The content of each test should be transparent, even if that means "everything we've ever covered."  I thoroughly approve of cumulative tests; why should I bother teaching in September if everyone's allowed to forget what we learned?  But I also approve of a clear course outline, indicating the general topics that have been covered in class and that will show up on the test.  A cumulative test is not a licence to play "gotcha!"  If you're consistent all year in what you expect students to understand in each unit, and if every test includes something from each previous unit, the class will recognize and meet your expectation that they learn physics for the long term.  The nice side effect is that final exam preparation becomes a piece of cake if all tests are cumulative.

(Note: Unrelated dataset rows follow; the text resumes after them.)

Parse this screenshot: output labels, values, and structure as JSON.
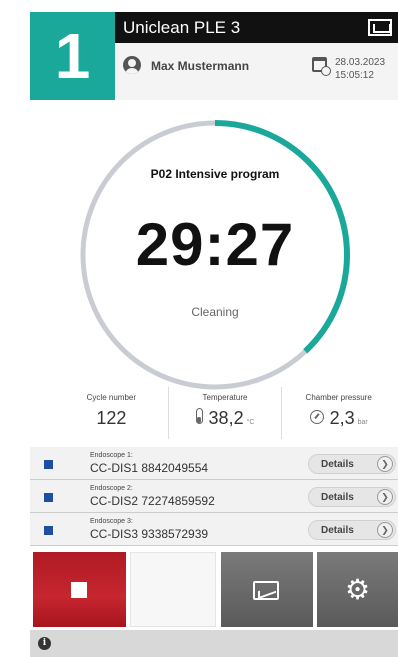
{
  "header": {
    "station_number": "1",
    "device_title": "Uniclean PLE 3",
    "user_name": "Max Mustermann",
    "date": "28.03.2023",
    "time": "15:05:12"
  },
  "program": {
    "name": "P02 Intensive program",
    "remaining_time": "29:27",
    "phase": "Cleaning",
    "progress_fraction": 0.38
  },
  "stats": {
    "cycle": {
      "label": "Cycle number",
      "value": "122"
    },
    "temperature": {
      "label": "Temperature",
      "value": "38,2",
      "unit": "°C"
    },
    "pressure": {
      "label": "Chamber pressure",
      "value": "2,3",
      "unit": "bar"
    }
  },
  "endoscopes": [
    {
      "label": "Endoscope 1:",
      "id": "CC-DIS1 8842049554",
      "button": "Details"
    },
    {
      "label": "Endoscope 2:",
      "id": "CC-DIS2 72274859592",
      "button": "Details"
    },
    {
      "label": "Endoscope 3:",
      "id": "CC-DIS3 9338572939",
      "button": "Details"
    }
  ],
  "colors": {
    "accent": "#1aa89a",
    "ring_track": "#c9cdd3",
    "stop": "#c62630",
    "endoscope_marker": "#1d4ea0"
  },
  "icons": {
    "stop": "stop-square-icon",
    "chart": "chart-icon",
    "settings": "gear-icon",
    "info": "info-icon"
  }
}
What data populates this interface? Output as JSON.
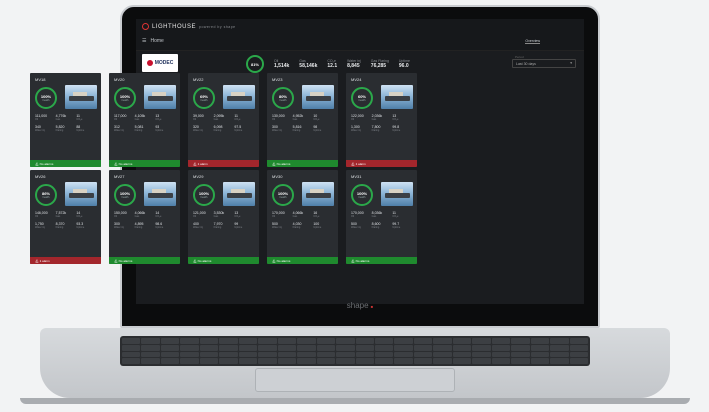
{
  "app": {
    "logo_text": "LIGHTHOUSE",
    "logo_sub": "powered by shape",
    "nav_label": "Home",
    "tabs": [
      "Overview",
      "",
      "",
      ""
    ]
  },
  "header": {
    "company_logo": "MODEC",
    "overall_pct": "81%",
    "stats": [
      {
        "label": "Oil",
        "value": "1,514k"
      },
      {
        "label": "Gas",
        "value": "58,146k"
      },
      {
        "label": "CO₂e",
        "value": "12.1"
      },
      {
        "label": "Water inj",
        "value": "8,845"
      },
      {
        "label": "Gas Flaring",
        "value": "76,285"
      },
      {
        "label": "Uptime",
        "value": "96.0"
      }
    ],
    "range_label": "Period",
    "range_value": "Last 30 days"
  },
  "assets": [
    {
      "name": "MV18",
      "pct": "100%",
      "m": [
        "111,000",
        "4,776k",
        "11",
        "340",
        "5,820",
        "88"
      ],
      "alarm": "No alarms",
      "alarm_ok": true
    },
    {
      "name": "MV20",
      "pct": "100%",
      "m": [
        "117,000",
        "4,105k",
        "13",
        "312",
        "5,081",
        "93"
      ],
      "alarm": "No alarms",
      "alarm_ok": true
    },
    {
      "name": "MV22",
      "pct": "69%",
      "m": [
        "39,000",
        "2,095k",
        "11",
        "320",
        "6,098",
        "97.5"
      ],
      "alarm": "1 alarm",
      "alarm_ok": false
    },
    {
      "name": "MV23",
      "pct": "80%",
      "m": [
        "130,000",
        "4,952k",
        "10",
        "300",
        "5,816",
        "98"
      ],
      "alarm": "No alarms",
      "alarm_ok": true
    },
    {
      "name": "MV24",
      "pct": "60%",
      "m": [
        "122,000",
        "2,036k",
        "13",
        "1,300",
        "7,800",
        "99.8"
      ],
      "alarm": "1 alarm",
      "alarm_ok": false
    },
    {
      "name": "MV26",
      "pct": "86%",
      "m": [
        "146,000",
        "7,572k",
        "14",
        "1,750",
        "8,370",
        "93.3"
      ],
      "alarm": "1 alarm",
      "alarm_ok": false
    },
    {
      "name": "MV27",
      "pct": "100%",
      "m": [
        "150,000",
        "4,066k",
        "14",
        "300",
        "4,895",
        "98.6"
      ],
      "alarm": "No alarms",
      "alarm_ok": true
    },
    {
      "name": "MV29",
      "pct": "100%",
      "m": [
        "121,000",
        "3,530k",
        "13",
        "400",
        "7,970",
        "99"
      ],
      "alarm": "No alarms",
      "alarm_ok": true
    },
    {
      "name": "MV30",
      "pct": "100%",
      "m": [
        "170,000",
        "4,066k",
        "16",
        "500",
        "4,030",
        "100"
      ],
      "alarm": "No alarms",
      "alarm_ok": true
    },
    {
      "name": "MV31",
      "pct": "100%",
      "m": [
        "170,000",
        "8,036k",
        "11",
        "500",
        "8,600",
        "99.7"
      ],
      "alarm": "No alarms",
      "alarm_ok": true
    }
  ],
  "metric_labels": [
    "Oil",
    "Gas",
    "CO₂e",
    "Water inj",
    "Flaring",
    "Uptime"
  ],
  "brand": "shape"
}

Someone stopped me in the hall yesterday after the first test, and said, "Mr. Jacobs!  That was like an EXAM, not just a test!"  I smiled at him... imagine how seriously he'll take my actual trimester exam, now that he knows what my monthly tests are like.  And imagine how comfortable he'll be in May on a cumulative, year-long, national exam like the AP or the SAT II.


03 October 2011

What does g mean?

(From a note to my class folder after a lab writeup:)
From NASA:  Recognize the guy in "zero g"?  (Or *is* he
in "zero g"?)

The variable g represents the gravitational field, which near earth is 10 N/kg.

Or, the variable g represents the free-fall acceleration, which on earth is 10 m/s2.

The variable g does NOT represent the "force of gravity" or the "gravitational pull."  The force of gravity on an object is the object's weight, or mg.

The variable g does NOT represent the "free-fall velocity."  Such a thing does not exist.

And finally, the variable g does not mean "gravity."  That's ambiguous -- lost of quantities are associated with this nebulous thing called gravity.  There's gravitational field and free-fall gravitational acceleration, but also gravitational force, gravitational potential energy, and the universal gravitation constant.